If we’re paying attention, we can see such personalities in all that exists, whether labeled as sentient or not. Although, I suppose it’s easier for us to make the connection when we’re seeing a subject that is also seeing us, with eyes like ours. In this, we have a clear commonality. 

This brings me to the experience I experienced from this Mountain Pond session. There is much life to be discovered amongst a mountain pond. I was able to see this because my eyes were open – my senses engaged on this level playing field. So allow me to tell you the story of what led me to the pond, and what awaited me upon my arrival. 

———————————————————————————————————————————————————————————————-

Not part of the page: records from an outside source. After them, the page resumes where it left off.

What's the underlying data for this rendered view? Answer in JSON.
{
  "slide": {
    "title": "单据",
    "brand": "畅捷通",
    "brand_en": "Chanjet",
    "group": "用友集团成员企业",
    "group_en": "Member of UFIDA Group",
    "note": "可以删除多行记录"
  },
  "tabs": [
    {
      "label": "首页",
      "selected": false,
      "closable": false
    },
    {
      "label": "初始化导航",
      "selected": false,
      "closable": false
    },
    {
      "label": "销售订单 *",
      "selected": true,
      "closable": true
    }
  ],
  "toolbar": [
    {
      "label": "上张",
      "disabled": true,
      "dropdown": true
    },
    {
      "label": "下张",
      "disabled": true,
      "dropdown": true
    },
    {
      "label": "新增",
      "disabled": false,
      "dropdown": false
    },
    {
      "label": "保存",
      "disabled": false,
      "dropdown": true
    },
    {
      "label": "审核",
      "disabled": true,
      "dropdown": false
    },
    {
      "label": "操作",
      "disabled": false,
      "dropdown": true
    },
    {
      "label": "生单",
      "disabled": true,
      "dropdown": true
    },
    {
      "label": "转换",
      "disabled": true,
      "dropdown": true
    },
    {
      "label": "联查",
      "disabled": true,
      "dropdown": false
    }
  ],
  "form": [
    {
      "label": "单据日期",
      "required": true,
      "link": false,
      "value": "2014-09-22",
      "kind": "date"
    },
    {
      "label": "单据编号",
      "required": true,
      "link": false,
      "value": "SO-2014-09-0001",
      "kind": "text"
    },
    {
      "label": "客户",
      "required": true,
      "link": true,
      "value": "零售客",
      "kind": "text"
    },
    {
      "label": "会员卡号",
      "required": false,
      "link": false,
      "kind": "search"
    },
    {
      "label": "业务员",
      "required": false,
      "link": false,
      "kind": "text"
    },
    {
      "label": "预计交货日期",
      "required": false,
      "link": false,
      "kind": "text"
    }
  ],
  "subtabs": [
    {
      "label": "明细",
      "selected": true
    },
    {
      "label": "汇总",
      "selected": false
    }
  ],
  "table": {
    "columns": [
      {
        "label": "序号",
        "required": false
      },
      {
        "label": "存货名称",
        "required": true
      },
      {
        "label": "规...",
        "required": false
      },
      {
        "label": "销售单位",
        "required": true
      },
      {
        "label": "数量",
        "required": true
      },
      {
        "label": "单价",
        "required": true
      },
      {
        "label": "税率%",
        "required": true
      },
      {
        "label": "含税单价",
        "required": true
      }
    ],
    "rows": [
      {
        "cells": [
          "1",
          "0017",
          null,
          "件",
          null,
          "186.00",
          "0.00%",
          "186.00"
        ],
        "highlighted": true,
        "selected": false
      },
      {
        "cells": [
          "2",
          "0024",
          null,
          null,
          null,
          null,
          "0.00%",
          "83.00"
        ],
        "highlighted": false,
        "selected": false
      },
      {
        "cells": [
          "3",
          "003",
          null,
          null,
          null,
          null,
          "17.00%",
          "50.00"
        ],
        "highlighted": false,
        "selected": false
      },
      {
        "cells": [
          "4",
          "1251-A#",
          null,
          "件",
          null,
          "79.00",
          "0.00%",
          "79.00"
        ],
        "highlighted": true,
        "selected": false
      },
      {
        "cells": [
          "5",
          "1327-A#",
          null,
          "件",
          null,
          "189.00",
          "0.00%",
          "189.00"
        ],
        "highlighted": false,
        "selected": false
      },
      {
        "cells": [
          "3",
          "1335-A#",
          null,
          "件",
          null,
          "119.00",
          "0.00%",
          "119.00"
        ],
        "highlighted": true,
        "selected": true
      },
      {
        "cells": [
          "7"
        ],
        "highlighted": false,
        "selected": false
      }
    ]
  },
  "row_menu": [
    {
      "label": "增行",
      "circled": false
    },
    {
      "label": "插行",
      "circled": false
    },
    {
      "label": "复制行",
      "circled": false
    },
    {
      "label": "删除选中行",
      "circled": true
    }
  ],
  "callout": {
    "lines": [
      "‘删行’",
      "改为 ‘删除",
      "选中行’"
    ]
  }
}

I was looking for something more comfortable leading up to this session. The past three trips were in mountain stream beds at elevation. Although these locations were all uniquely beautiful, they were nonetheless cold, claustrophobic, and unforgiving. So I had something a bit warmer in mind. Maybe a spot with some open views where air and sunlight could mingle with my experience. Perhaps along the south end of a remote pond or lake would be nice.

Situated in a valley to the southeast of Mount Whiteface in New Hampshire, Flat Mountain Pond looked like an ideal location for this recording adventure. I packed up the truck, grabbed the dog, and made the 1.5-hour drive to the trailhead. I felt a bit exhausted, having not fully recovered from the previous session, but decided to push through. After all, the day was warm and filled with sunlight. The forecast for the next few days was to bring more of the same. This was most certainly a gift that needed to be accepted.

The hike was gentle and around 5 or 6 miles to the main pond. The spot I had in mind was on a smaller inlet just north of the main pond. I assumed a bushwhack, potentially through swampy terrain, but ended up on a well-established animal trail. As luck would have it, there was a nice level spot at the end of this trail facing south over the pond. This would be my borrowed home for the next few days. 

As I was setting up camp, I discovered this temporary home to be much more so for many others. At first, I noticed the sounds of the birds, and there were many. Not just your typical chickadees and robins, but a whole soundscape of abstract audibles that I couldn’t identify. The frogs were everywhere. Some with high-pitched chirps, and many with low-pitched burps. Bullfrogs I believe. Later in the day (and every day) the beavers were active, swimming around in circles slapping their tails on the surface with loud smacks. The following morning, a moose. It was on the other side. So tall it could walk through the pond, and so big it seemed closer than it was. 

All of these friends, with their different antics and voices, made their way into the recording. Some literally, with their audible voices. Some spiritually, by affecting the human drummer’s perception with their presence. They were probably wondering why this weird human was here hitting things and making strange sounds. Understandable. 

My understanding became more understanding from this exposure, this immersion. 

When I was a child, I liked to frolic, as did the beavers when swimming. 

As I’ve gotten older, I realize my happiness is dependent on the amount of freedom I have – and what’s freer than flying through the air, singing out loud the voice of your own? The birds of the pond know this. 

We’ve all dreamt of walking on water. When you’re a moose, maybe you can just walk through it.

I bathed myself in the pond. A cut on my leg dripped blood, attracting many leeches to my skin. They were hungry. When hungry, I also experience a strong attraction to food.

Music for us is art. If you’re like me, it’s not really a decision, more of a calling. There’s an expression that needs to come out. The pressure relief valve needs to be bled. The bleeding of these creations gets spread around. Perhaps it becomes food for others’ expression. Perhaps it can be food for your expression?

I talk about things and include some voice-memo notes recorded the day of this session – if you’re interested, that’s over here.

Cheers,

Bill